─── Record set

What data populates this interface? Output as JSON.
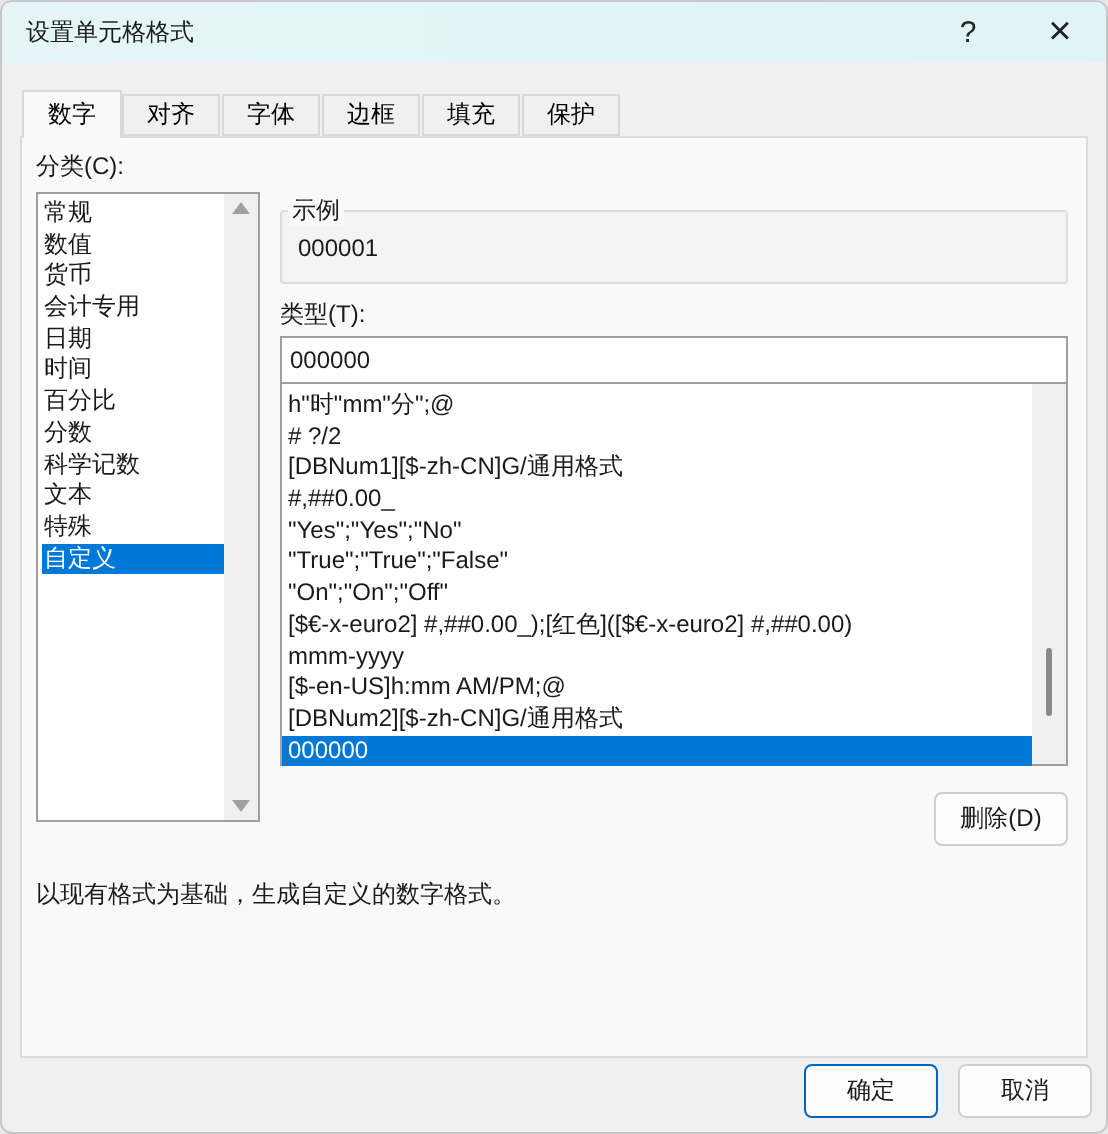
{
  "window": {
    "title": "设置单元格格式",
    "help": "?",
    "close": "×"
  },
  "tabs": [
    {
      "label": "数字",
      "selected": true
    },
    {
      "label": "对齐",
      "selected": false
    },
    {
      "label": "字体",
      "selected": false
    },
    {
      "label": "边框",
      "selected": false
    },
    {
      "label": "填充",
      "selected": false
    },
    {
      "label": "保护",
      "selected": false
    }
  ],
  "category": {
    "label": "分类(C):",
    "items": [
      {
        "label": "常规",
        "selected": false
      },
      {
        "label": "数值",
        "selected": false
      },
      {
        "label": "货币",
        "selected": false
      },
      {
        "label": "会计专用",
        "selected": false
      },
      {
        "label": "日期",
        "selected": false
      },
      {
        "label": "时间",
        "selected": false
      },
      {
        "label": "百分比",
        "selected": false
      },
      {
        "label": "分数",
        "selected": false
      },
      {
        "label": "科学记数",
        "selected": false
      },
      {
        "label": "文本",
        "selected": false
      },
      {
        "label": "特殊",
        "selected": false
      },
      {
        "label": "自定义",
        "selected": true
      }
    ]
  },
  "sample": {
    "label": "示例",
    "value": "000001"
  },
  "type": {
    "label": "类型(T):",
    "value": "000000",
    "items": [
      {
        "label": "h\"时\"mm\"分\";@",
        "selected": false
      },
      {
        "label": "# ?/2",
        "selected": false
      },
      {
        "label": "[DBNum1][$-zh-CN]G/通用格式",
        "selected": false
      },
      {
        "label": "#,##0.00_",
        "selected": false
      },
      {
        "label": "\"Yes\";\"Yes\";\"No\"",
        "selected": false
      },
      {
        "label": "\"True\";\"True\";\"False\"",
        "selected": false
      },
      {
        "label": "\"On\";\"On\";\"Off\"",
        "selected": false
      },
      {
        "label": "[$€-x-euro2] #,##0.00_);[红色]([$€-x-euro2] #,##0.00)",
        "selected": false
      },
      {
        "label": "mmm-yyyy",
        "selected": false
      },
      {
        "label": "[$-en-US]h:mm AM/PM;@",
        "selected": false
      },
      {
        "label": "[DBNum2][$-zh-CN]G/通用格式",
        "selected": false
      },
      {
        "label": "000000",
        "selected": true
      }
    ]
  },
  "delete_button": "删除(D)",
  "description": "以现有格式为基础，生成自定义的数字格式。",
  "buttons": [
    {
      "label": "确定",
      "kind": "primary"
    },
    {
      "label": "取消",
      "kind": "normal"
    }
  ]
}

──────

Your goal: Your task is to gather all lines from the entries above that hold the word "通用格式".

Written solution:
        "label": "[DBNum1][$-zh-CN]G/通用格式",
        "label": "[DBNum2][$-zh-CN]G/通用格式",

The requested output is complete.